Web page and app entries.
══════
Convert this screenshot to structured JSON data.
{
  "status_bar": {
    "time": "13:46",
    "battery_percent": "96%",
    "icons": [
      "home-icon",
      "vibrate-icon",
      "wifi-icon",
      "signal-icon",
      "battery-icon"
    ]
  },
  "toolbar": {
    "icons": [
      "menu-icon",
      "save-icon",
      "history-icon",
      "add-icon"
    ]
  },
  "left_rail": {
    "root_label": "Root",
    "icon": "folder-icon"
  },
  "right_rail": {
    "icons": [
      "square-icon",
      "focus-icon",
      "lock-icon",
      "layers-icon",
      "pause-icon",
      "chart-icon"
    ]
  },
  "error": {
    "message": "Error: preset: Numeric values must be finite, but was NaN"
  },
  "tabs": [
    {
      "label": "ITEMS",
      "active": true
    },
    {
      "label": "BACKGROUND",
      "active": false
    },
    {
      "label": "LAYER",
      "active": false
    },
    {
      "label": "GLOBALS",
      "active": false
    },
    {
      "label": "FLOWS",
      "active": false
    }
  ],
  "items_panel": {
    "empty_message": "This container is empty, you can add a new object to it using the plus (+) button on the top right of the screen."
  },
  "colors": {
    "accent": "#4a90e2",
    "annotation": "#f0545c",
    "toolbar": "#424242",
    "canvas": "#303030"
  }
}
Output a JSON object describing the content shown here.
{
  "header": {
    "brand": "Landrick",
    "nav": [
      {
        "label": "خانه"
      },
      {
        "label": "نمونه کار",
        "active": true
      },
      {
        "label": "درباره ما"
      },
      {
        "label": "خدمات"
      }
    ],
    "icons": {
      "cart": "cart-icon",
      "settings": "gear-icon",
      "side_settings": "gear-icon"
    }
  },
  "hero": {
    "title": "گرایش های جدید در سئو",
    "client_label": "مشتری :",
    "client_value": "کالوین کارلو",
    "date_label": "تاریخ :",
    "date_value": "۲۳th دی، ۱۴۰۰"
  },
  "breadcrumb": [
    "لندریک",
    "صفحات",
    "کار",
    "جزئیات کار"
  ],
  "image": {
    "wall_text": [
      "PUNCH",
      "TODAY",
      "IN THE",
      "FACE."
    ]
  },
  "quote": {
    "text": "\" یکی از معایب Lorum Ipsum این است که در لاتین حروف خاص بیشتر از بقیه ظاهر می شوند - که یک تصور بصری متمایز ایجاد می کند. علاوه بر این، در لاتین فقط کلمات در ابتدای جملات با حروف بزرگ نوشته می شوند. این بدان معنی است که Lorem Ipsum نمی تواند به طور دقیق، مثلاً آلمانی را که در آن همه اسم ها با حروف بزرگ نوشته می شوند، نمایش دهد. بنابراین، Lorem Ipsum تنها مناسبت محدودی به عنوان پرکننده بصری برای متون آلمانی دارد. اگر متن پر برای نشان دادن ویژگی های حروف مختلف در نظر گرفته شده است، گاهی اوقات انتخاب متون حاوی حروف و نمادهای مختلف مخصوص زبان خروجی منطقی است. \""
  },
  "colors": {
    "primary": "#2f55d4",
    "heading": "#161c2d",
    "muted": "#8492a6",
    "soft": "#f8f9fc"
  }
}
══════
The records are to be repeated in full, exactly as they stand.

Convert this screenshot to structured JSON data.
{
  "status_bar": {
    "time": "13:46",
    "battery_percent": "96%",
    "icons": [
      "home-icon",
      "vibrate-icon",
      "wifi-icon",
      "signal-icon",
      "battery-icon"
    ]
  },
  "toolbar": {
    "icons": [
      "menu-icon",
      "save-icon",
      "history-icon",
      "add-icon"
    ]
  },
  "left_rail": {
    "root_label": "Root",
    "icon": "folder-icon"
  },
  "right_rail": {
    "icons": [
      "square-icon",
      "focus-icon",
      "lock-icon",
      "layers-icon",
      "pause-icon",
      "chart-icon"
    ]
  },
  "error": {
    "message": "Error: preset: Numeric values must be finite, but was NaN"
  },
  "tabs": [
    {
      "label": "ITEMS",
      "active": true
    },
    {
      "label": "BACKGROUND",
      "active": false
    },
    {
      "label": "LAYER",
      "active": false
    },
    {
      "label": "GLOBALS",
      "active": false
    },
    {
      "label": "FLOWS",
      "active": false
    }
  ],
  "items_panel": {
    "empty_message": "This container is empty, you can add a new object to it using the plus (+) button on the top right of the screen."
  },
  "colors": {
    "accent": "#4a90e2",
    "annotation": "#f0545c",
    "toolbar": "#424242",
    "canvas": "#303030"
  }
}
Output a JSON object describing the content shown here.
{
  "header": {
    "brand": "Landrick",
    "nav": [
      {
        "label": "خانه"
      },
      {
        "label": "نمونه کار",
        "active": true
      },
      {
        "label": "درباره ما"
      },
      {
        "label": "خدمات"
      }
    ],
    "icons": {
      "cart": "cart-icon",
      "settings": "gear-icon",
      "side_settings": "gear-icon"
    }
  },
  "hero": {
    "title": "گرایش های جدید در سئو",
    "client_label": "مشتری :",
    "client_value": "کالوین کارلو",
    "date_label": "تاریخ :",
    "date_value": "۲۳th دی، ۱۴۰۰"
  },
  "breadcrumb": [
    "لندریک",
    "صفحات",
    "کار",
    "جزئیات کار"
  ],
  "image": {
    "wall_text": [
      "PUNCH",
      "TODAY",
      "IN THE",
      "FACE."
    ]
  },
  "quote": {
    "text": "\" یکی از معایب Lorum Ipsum این است که در لاتین حروف خاص بیشتر از بقیه ظاهر می شوند - که یک تصور بصری متمایز ایجاد می کند. علاوه بر این، در لاتین فقط کلمات در ابتدای جملات با حروف بزرگ نوشته می شوند. این بدان معنی است که Lorem Ipsum نمی تواند به طور دقیق، مثلاً آلمانی را که در آن همه اسم ها با حروف بزرگ نوشته می شوند، نمایش دهد. بنابراین، Lorem Ipsum تنها مناسبت محدودی به عنوان پرکننده بصری برای متون آلمانی دارد. اگر متن پر برای نشان دادن ویژگی های حروف مختلف در نظر گرفته شده است، گاهی اوقات انتخاب متون حاوی حروف و نمادهای مختلف مخصوص زبان خروجی منطقی است. \""
  },
  "colors": {
    "primary": "#2f55d4",
    "heading": "#161c2d",
    "muted": "#8492a6",
    "soft": "#f8f9fc"
  }
}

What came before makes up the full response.